◆ **Work task**
Your task is to copy every line of the entries that holds the word "broadcast".

[Items from a dataset]

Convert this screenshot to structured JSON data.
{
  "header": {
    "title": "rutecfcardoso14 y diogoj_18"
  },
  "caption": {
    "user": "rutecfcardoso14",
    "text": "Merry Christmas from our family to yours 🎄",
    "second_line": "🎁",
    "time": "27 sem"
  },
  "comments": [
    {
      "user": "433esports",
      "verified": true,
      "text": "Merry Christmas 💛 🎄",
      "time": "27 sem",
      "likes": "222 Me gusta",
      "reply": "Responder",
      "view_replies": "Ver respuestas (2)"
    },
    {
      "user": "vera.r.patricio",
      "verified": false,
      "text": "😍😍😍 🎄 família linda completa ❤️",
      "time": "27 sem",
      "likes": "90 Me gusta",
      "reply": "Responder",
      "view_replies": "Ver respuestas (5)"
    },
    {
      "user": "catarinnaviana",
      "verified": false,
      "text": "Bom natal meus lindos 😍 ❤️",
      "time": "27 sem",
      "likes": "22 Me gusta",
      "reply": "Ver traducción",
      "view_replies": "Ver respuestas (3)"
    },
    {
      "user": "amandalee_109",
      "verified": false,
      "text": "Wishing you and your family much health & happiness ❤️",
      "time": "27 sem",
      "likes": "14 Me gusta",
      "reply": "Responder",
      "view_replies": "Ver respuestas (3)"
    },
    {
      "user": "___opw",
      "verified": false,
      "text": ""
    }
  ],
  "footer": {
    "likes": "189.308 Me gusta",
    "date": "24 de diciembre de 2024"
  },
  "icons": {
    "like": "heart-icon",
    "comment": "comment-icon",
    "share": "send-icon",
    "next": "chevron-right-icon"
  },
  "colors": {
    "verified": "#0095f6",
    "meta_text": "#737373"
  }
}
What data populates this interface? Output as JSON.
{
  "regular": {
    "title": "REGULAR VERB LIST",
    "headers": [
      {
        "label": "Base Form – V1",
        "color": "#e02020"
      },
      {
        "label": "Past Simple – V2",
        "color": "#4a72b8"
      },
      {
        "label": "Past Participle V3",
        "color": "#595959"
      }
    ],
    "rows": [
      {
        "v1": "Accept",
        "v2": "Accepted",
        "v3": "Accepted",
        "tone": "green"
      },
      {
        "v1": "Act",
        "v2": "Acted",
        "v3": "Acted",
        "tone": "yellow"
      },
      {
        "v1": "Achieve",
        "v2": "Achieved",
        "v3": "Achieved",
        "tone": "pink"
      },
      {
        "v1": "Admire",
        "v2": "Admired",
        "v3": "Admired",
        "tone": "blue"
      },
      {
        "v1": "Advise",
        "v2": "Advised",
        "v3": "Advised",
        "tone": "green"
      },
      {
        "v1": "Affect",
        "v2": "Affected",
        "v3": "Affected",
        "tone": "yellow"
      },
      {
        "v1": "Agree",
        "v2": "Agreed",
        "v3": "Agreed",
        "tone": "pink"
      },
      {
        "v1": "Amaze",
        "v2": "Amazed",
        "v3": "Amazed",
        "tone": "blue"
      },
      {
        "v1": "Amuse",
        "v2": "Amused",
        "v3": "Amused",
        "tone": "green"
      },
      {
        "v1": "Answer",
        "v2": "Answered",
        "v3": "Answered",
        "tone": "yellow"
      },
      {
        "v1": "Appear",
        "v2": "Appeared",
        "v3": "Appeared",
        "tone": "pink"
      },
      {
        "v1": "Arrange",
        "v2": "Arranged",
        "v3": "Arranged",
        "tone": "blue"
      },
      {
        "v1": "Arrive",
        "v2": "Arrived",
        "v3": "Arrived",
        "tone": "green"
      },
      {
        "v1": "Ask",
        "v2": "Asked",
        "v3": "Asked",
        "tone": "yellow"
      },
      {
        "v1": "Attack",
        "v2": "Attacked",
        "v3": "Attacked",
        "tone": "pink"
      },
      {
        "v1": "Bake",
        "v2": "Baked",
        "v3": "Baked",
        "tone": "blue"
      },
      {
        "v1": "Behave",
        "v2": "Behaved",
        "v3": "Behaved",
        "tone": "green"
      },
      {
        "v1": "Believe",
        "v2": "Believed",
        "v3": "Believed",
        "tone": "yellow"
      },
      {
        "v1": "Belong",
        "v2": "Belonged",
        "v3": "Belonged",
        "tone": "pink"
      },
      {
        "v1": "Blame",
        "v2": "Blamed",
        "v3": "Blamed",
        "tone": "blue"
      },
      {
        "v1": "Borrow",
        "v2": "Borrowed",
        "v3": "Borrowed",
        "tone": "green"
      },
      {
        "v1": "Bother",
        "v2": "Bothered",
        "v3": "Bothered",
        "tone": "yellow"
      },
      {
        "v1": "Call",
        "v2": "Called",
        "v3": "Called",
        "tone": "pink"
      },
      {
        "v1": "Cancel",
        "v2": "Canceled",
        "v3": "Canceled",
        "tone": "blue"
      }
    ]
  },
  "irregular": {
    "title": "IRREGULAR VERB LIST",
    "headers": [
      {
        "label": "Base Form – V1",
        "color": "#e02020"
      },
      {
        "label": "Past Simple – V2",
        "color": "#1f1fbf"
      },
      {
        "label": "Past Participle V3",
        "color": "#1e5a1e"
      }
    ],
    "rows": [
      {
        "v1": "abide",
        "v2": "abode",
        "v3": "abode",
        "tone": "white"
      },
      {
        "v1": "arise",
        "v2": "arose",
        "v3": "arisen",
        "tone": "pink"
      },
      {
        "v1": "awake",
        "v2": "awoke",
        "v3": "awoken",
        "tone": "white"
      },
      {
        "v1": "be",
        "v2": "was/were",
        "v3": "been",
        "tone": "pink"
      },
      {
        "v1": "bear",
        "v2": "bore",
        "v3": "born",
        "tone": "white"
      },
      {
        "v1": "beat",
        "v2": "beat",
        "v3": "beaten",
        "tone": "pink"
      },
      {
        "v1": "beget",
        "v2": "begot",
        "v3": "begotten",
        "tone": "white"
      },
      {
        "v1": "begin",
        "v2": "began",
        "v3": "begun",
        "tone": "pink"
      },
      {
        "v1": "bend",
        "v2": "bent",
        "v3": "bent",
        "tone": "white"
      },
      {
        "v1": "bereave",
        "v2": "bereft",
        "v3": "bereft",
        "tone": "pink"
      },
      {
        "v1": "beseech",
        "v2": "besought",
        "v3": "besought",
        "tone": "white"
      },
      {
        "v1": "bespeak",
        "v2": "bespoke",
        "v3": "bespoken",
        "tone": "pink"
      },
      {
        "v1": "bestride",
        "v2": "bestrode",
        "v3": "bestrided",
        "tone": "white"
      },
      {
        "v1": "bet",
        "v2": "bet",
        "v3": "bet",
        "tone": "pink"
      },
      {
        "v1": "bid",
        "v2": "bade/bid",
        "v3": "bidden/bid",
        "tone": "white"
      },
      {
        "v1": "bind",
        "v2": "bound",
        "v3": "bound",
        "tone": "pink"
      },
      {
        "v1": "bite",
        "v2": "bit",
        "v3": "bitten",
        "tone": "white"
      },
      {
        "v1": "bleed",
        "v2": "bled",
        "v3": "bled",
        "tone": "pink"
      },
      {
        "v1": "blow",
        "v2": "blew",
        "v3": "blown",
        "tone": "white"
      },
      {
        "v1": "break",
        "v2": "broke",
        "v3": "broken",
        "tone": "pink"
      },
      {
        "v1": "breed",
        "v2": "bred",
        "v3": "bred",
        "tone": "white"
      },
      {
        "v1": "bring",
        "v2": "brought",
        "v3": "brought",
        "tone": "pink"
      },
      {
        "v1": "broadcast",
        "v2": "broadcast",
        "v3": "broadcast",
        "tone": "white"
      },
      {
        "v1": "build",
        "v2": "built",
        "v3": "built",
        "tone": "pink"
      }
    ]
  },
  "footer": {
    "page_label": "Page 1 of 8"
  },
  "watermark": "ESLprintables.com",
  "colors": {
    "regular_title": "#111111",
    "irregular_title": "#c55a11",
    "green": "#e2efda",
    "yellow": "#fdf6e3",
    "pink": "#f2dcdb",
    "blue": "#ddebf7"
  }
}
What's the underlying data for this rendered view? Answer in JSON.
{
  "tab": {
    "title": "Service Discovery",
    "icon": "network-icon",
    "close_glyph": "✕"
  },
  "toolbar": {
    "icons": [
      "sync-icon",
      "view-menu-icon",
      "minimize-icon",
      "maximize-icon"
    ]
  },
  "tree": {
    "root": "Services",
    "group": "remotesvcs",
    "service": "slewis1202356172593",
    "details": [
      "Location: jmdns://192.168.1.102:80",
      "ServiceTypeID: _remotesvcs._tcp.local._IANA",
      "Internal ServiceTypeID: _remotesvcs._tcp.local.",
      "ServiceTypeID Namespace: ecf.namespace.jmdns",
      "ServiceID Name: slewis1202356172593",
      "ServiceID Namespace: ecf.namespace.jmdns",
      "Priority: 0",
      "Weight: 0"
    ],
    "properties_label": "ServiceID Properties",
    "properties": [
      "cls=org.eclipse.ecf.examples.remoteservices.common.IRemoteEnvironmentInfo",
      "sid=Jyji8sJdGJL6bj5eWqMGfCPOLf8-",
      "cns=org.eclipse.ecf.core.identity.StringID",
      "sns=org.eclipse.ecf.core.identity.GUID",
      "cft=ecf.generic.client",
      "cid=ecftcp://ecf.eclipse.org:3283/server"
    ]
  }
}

◆ **Response to the exercise**
        "v1": "broadcast",
        "v2": "broadcast",
        "v3": "broadcast",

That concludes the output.